(Items from a data source)
☆ ☆ ☆ ☆ ☆
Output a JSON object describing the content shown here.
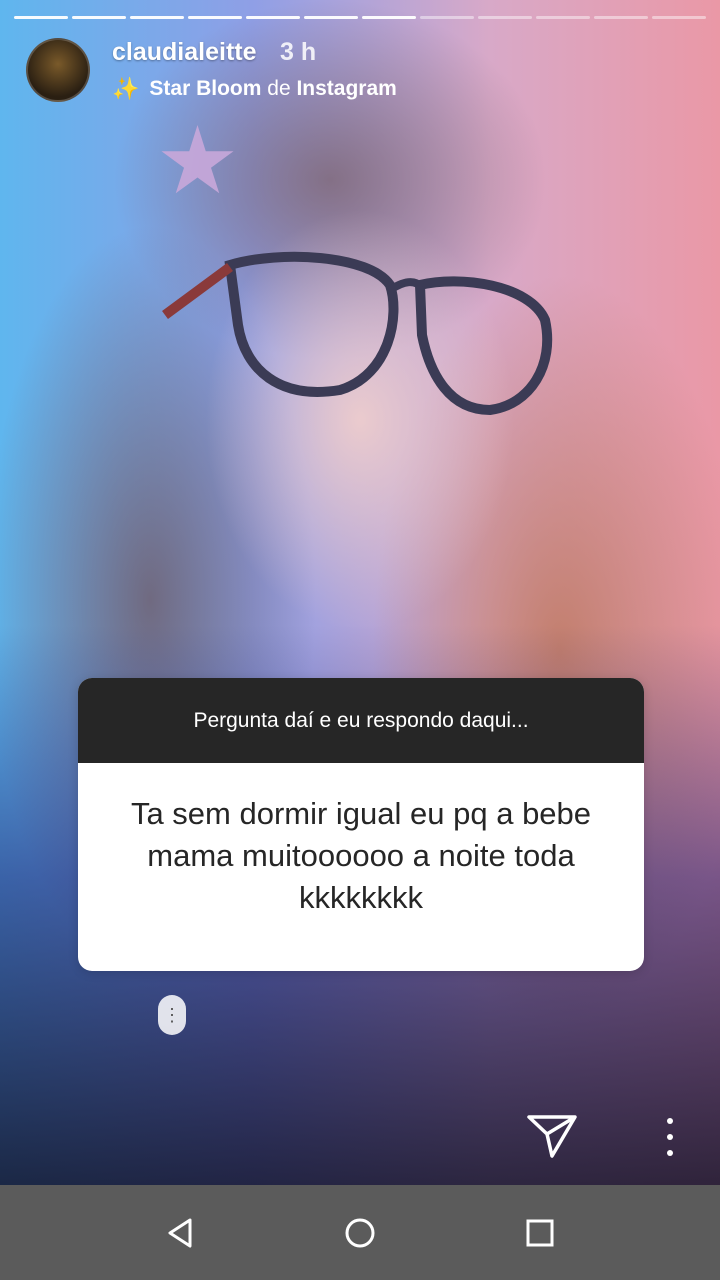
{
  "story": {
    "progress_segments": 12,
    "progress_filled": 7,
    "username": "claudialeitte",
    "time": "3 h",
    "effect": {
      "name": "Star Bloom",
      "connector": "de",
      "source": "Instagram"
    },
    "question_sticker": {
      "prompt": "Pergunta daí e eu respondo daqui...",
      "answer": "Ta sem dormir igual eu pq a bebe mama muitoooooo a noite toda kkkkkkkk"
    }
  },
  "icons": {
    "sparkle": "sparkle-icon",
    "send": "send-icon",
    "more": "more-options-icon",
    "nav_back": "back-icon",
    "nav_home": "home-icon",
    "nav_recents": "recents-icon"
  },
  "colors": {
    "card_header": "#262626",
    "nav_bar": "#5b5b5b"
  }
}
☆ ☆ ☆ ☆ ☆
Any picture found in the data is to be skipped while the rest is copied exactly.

=== Task solution ===
Output a JSON object describing the content shown here.
{
  "story": {
    "progress_segments": 12,
    "progress_filled": 7,
    "username": "claudialeitte",
    "time": "3 h",
    "effect": {
      "name": "Star Bloom",
      "connector": "de",
      "source": "Instagram"
    },
    "question_sticker": {
      "prompt": "Pergunta daí e eu respondo daqui...",
      "answer": "Ta sem dormir igual eu pq a bebe mama muitoooooo a noite toda kkkkkkkk"
    }
  },
  "icons": {
    "sparkle": "sparkle-icon",
    "send": "send-icon",
    "more": "more-options-icon",
    "nav_back": "back-icon",
    "nav_home": "home-icon",
    "nav_recents": "recents-icon"
  },
  "colors": {
    "card_header": "#262626",
    "nav_bar": "#5b5b5b"
  }
}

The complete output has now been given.